The supplement can be used to help support and stimulate kidney and liver function by helping to filter out toxins.
Making a paste with the powder can be used to treat warts and cold sores.
Neem oil can help resolve dry skin issues and frizzy hair by locking in moisture.
Neem oil can be used directly on the scalp to reduce dandruff and cleanse the scalp. It has also been used in traditional medicine to stimulate hair growth and prevent baldness.
Although research is ongoing, the high levels of antioxidants present in neem have been linked to reduced chances of developing certain types of cancer.
A powder paste used as a facial mask can be used to help reduce pore size.
Neem oil can be used to reduce hyper-pigmentation in the skin (age spots) by moderating melanin. Apply the oil directly to the area several times daily.
I have also read that it's great for facial wrinkles so I'm using the oil under my eyes!
To resolve fungal nail infections, apply a few drops of oil directly onto the affected nail and allow it to fully absorb. Repeat the application several times daily until it’s resolved, usually within a week.
Use neem oil as a hand sanitizer by mixing a few drops of neem with grain alcohol or vodka. Spray hands liberally, rub it around and allow to air dry.
The oil can be used to treat head lice. Warm 2 Tablespoons of the oil and rub it thoroughly into the hair and scalp. Apply a shower cap, leave on overnight, and wash out in the morning.
The oil can be used to help reduce the pain and redness of sunburned skin, which also helps prevent long term damage to the epidermis.
Lastly, neem oil can be applied externally to repel insect bites. Rub a few drops on your skin or clothing, or combine a few drops (or more) of oil with alcohol in a spray bottle and spritz it all over. The beauty of it is that you can feel good about leaving it on your skin!
Neem has been used for thousands of years for so many different remedial applications. The benefits far exceed the rancid smell!
Always consult your physician before using natural remedies, especially for anyone with preexisting conditions or anyone currently taking prescription medications.

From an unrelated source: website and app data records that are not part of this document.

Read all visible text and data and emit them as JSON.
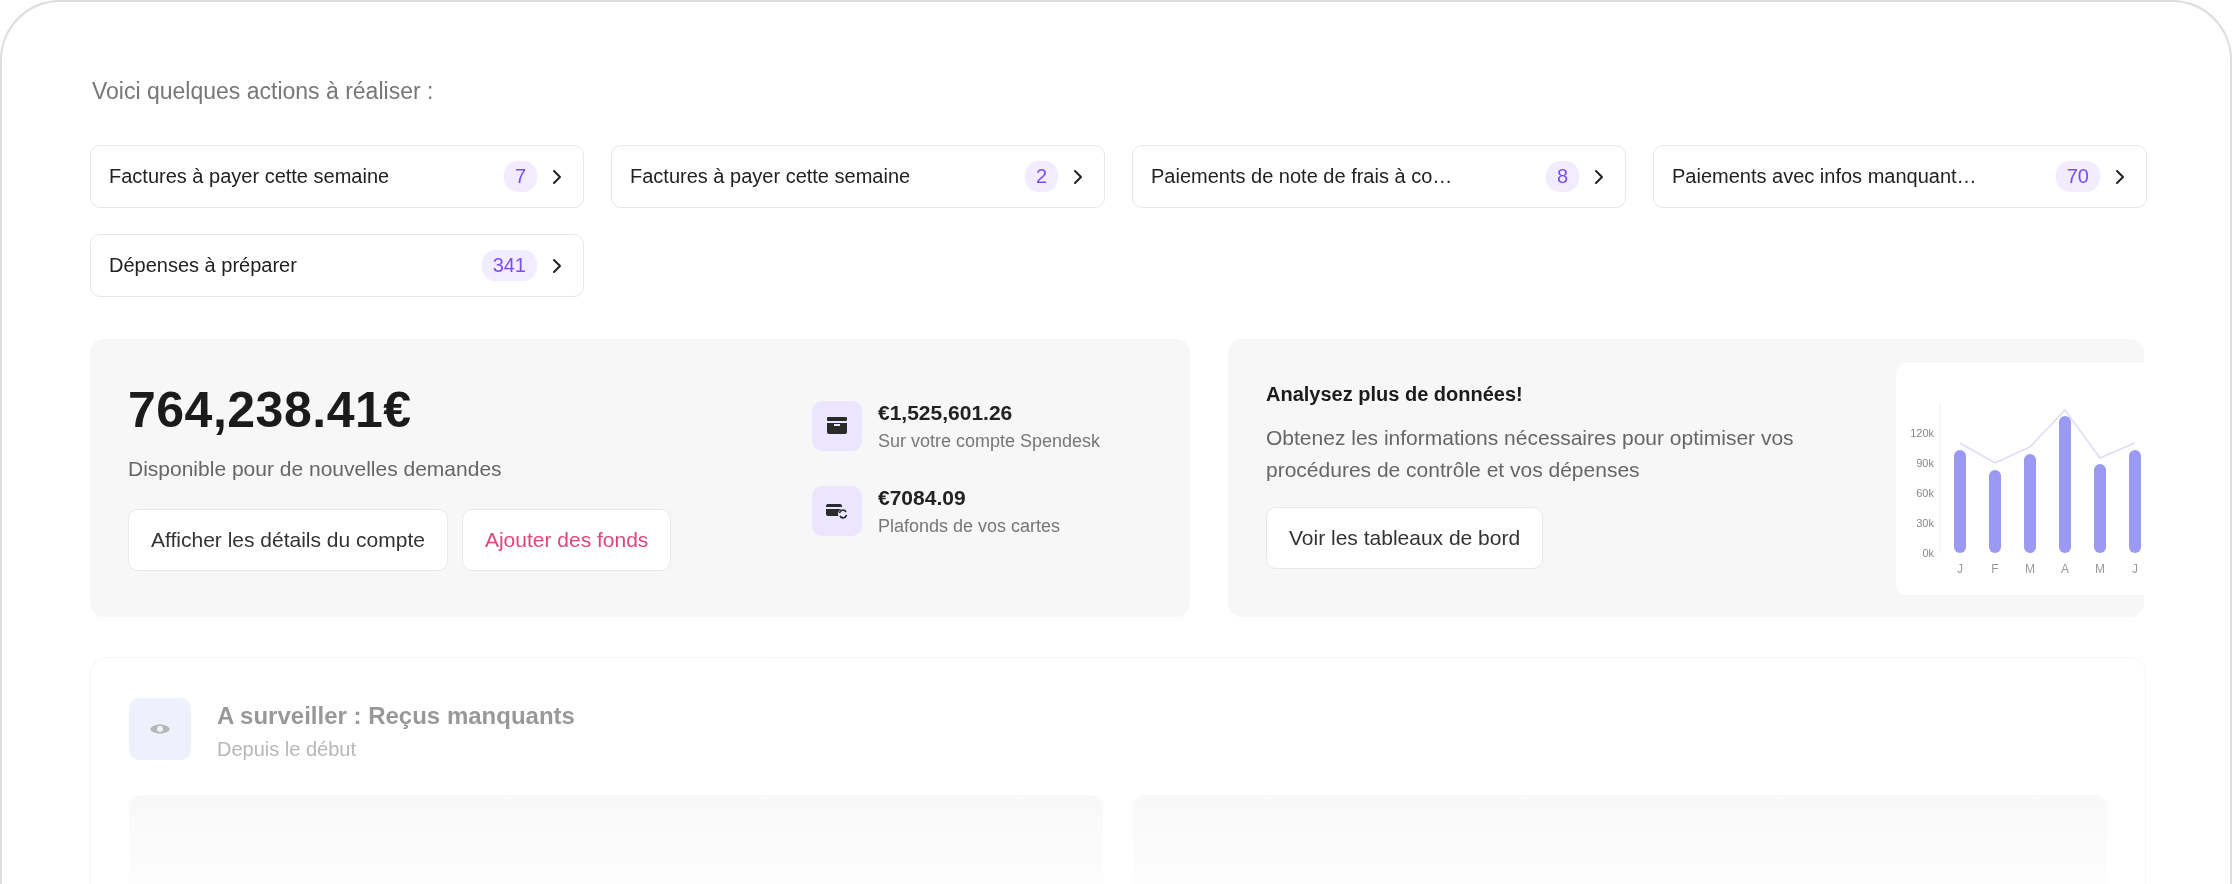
{
  "heading": "Voici quelques actions à réaliser :",
  "actions": [
    {
      "label": "Factures à payer cette semaine",
      "count": "7"
    },
    {
      "label": "Factures à payer cette semaine",
      "count": "2"
    },
    {
      "label": "Paiements de note de frais à co…",
      "count": "8"
    },
    {
      "label": "Paiements avec infos manquant…",
      "count": "70"
    },
    {
      "label": "Dépenses à préparer",
      "count": "341"
    }
  ],
  "balance": {
    "amount": "764,238.41€",
    "caption": "Disponible pour de nouvelles demandes",
    "buttons": [
      {
        "label": "Afficher les détails du compte",
        "kind": "default"
      },
      {
        "label": "Ajouter des fonds",
        "kind": "accent"
      }
    ],
    "accounts": [
      {
        "kind": "wallet",
        "amount": "€1,525,601.26",
        "caption": "Sur votre compte Spendesk"
      },
      {
        "kind": "cards",
        "amount": "€7084.09",
        "caption": "Plafonds de vos cartes"
      }
    ]
  },
  "promo": {
    "title": "Analysez plus de données!",
    "text": "Obtenez les informations nécessaires pour optimiser vos procédures de contrôle et vos dépenses",
    "button": "Voir les tableaux de bord",
    "chart_data": {
      "type": "bar",
      "categories": [
        "J",
        "F",
        "M",
        "A",
        "M",
        "J"
      ],
      "ylim": [
        0,
        150
      ],
      "yticks": [
        {
          "value": 0,
          "label": "0k"
        },
        {
          "value": 30,
          "label": "30k"
        },
        {
          "value": 60,
          "label": "60k"
        },
        {
          "value": 90,
          "label": "90k"
        },
        {
          "value": 120,
          "label": "120k"
        }
      ],
      "series": [
        {
          "type": "bar",
          "color": "#9b9af2",
          "values": [
            103,
            83,
            99,
            137,
            89,
            103
          ]
        },
        {
          "type": "line",
          "color": "#dcdcfa",
          "values": [
            110,
            90,
            106,
            143,
            95,
            110
          ]
        }
      ]
    }
  },
  "watch": {
    "title": "A surveiller : Reçus manquants",
    "subtitle": "Depuis le début"
  }
}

Although many efforts are made to ensure that the advice given on this site is professionally sound, the advice is not intended to replace a mutual relationship with a medical provider.
Related Pages on This Site
The Nutritional Value of Produce – Plunging Fast to Record Declines
Oil Pulling – Cleanse Toxins and Whiten Teeth
Extra Virgin Olive Oil - Internal and External Benefits!
Is Your Olive Oil the Real Thing?
Norwegian Cod Liver Oil - Nutritional Benefits
13 Impressive Benefits of Neem
The Oil of Neem - 10 Best Uses
21 Ways Neem Can Save Your Garden, Clean Your Home, And Boost Your Health
Neem Azadirachta Indica
Subscribe to my free newsletter. Get interesting facts and money saving tips to help conserve and improve your beauty and your health.
Didn't find what you were looking for? Use your keywords and this handy tool to find it fast!
Back to Top of Page
Ways to Save Money on Health Care Costs
From Neem Oil to Homepage